- PROBLEM REQUIREMENTS: Copy the records below in full, changing no character.

- AVAILABLE RECORDS:
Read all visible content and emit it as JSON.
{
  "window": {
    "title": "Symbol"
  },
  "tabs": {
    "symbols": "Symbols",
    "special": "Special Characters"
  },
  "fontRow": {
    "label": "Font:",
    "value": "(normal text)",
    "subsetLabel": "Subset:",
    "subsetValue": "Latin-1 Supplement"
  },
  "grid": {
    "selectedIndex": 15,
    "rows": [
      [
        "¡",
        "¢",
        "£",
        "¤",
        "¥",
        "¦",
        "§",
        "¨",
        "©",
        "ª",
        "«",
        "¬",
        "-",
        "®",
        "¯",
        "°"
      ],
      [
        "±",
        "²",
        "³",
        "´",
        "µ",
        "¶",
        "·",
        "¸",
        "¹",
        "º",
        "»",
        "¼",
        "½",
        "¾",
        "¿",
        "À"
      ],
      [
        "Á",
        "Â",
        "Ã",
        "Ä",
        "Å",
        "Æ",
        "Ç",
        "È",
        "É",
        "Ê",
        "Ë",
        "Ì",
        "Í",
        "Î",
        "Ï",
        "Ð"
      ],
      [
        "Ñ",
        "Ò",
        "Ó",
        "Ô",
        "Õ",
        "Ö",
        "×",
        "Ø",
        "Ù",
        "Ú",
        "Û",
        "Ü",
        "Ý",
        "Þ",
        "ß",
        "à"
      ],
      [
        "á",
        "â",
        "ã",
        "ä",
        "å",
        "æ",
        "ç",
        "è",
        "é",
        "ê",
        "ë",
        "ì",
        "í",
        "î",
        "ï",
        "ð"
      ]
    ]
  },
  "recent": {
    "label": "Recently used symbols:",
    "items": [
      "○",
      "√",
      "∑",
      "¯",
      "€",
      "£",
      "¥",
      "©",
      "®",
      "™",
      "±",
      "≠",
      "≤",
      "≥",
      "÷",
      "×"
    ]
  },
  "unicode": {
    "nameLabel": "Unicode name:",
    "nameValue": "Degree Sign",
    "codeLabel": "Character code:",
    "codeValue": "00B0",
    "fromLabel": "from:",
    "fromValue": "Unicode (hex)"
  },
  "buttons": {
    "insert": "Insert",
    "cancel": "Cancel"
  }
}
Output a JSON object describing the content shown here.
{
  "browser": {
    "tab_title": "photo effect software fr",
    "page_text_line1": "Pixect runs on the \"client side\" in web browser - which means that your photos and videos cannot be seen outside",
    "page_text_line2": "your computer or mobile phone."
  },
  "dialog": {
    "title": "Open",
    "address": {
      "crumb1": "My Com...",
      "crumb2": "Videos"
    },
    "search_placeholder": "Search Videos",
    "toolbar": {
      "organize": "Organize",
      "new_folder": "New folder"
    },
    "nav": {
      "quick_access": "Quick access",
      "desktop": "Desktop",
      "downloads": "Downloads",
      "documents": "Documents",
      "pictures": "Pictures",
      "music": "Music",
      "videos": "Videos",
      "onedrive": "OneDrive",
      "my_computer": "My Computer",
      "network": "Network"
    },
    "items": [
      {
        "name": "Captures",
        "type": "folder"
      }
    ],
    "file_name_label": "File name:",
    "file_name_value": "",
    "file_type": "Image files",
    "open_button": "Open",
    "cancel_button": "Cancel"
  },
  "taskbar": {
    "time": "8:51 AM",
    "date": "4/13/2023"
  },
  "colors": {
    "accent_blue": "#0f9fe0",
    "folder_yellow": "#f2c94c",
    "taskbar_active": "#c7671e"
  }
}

- RESULT OF THE EXERCISE:
Read all visible content and emit it as JSON.
{
  "window": {
    "title": "Symbol"
  },
  "tabs": {
    "symbols": "Symbols",
    "special": "Special Characters"
  },
  "fontRow": {
    "label": "Font:",
    "value": "(normal text)",
    "subsetLabel": "Subset:",
    "subsetValue": "Latin-1 Supplement"
  },
  "grid": {
    "selectedIndex": 15,
    "rows": [
      [
        "¡",
        "¢",
        "£",
        "¤",
        "¥",
        "¦",
        "§",
        "¨",
        "©",
        "ª",
        "«",
        "¬",
        "-",
        "®",
        "¯",
        "°"
      ],
      [
        "±",
        "²",
        "³",
        "´",
        "µ",
        "¶",
        "·",
        "¸",
        "¹",
        "º",
        "»",
        "¼",
        "½",
        "¾",
        "¿",
        "À"
      ],
      [
        "Á",
        "Â",
        "Ã",
        "Ä",
        "Å",
        "Æ",
        "Ç",
        "È",
        "É",
        "Ê",
        "Ë",
        "Ì",
        "Í",
        "Î",
        "Ï",
        "Ð"
      ],
      [
        "Ñ",
        "Ò",
        "Ó",
        "Ô",
        "Õ",
        "Ö",
        "×",
        "Ø",
        "Ù",
        "Ú",
        "Û",
        "Ü",
        "Ý",
        "Þ",
        "ß",
        "à"
      ],
      [
        "á",
        "â",
        "ã",
        "ä",
        "å",
        "æ",
        "ç",
        "è",
        "é",
        "ê",
        "ë",
        "ì",
        "í",
        "î",
        "ï",
        "ð"
      ]
    ]
  },
  "recent": {
    "label": "Recently used symbols:",
    "items": [
      "○",
      "√",
      "∑",
      "¯",
      "€",
      "£",
      "¥",
      "©",
      "®",
      "™",
      "±",
      "≠",
      "≤",
      "≥",
      "÷",
      "×"
    ]
  },
  "unicode": {
    "nameLabel": "Unicode name:",
    "nameValue": "Degree Sign",
    "codeLabel": "Character code:",
    "codeValue": "00B0",
    "fromLabel": "from:",
    "fromValue": "Unicode (hex)"
  },
  "buttons": {
    "insert": "Insert",
    "cancel": "Cancel"
  }
}
Output a JSON object describing the content shown here.
{
  "browser": {
    "tab_title": "photo effect software fr",
    "page_text_line1": "Pixect runs on the \"client side\" in web browser - which means that your photos and videos cannot be seen outside",
    "page_text_line2": "your computer or mobile phone."
  },
  "dialog": {
    "title": "Open",
    "address": {
      "crumb1": "My Com...",
      "crumb2": "Videos"
    },
    "search_placeholder": "Search Videos",
    "toolbar": {
      "organize": "Organize",
      "new_folder": "New folder"
    },
    "nav": {
      "quick_access": "Quick access",
      "desktop": "Desktop",
      "downloads": "Downloads",
      "documents": "Documents",
      "pictures": "Pictures",
      "music": "Music",
      "videos": "Videos",
      "onedrive": "OneDrive",
      "my_computer": "My Computer",
      "network": "Network"
    },
    "items": [
      {
        "name": "Captures",
        "type": "folder"
      }
    ],
    "file_name_label": "File name:",
    "file_name_value": "",
    "file_type": "Image files",
    "open_button": "Open",
    "cancel_button": "Cancel"
  },
  "taskbar": {
    "time": "8:51 AM",
    "date": "4/13/2023"
  },
  "colors": {
    "accent_blue": "#0f9fe0",
    "folder_yellow": "#f2c94c",
    "taskbar_active": "#c7671e"
  }
}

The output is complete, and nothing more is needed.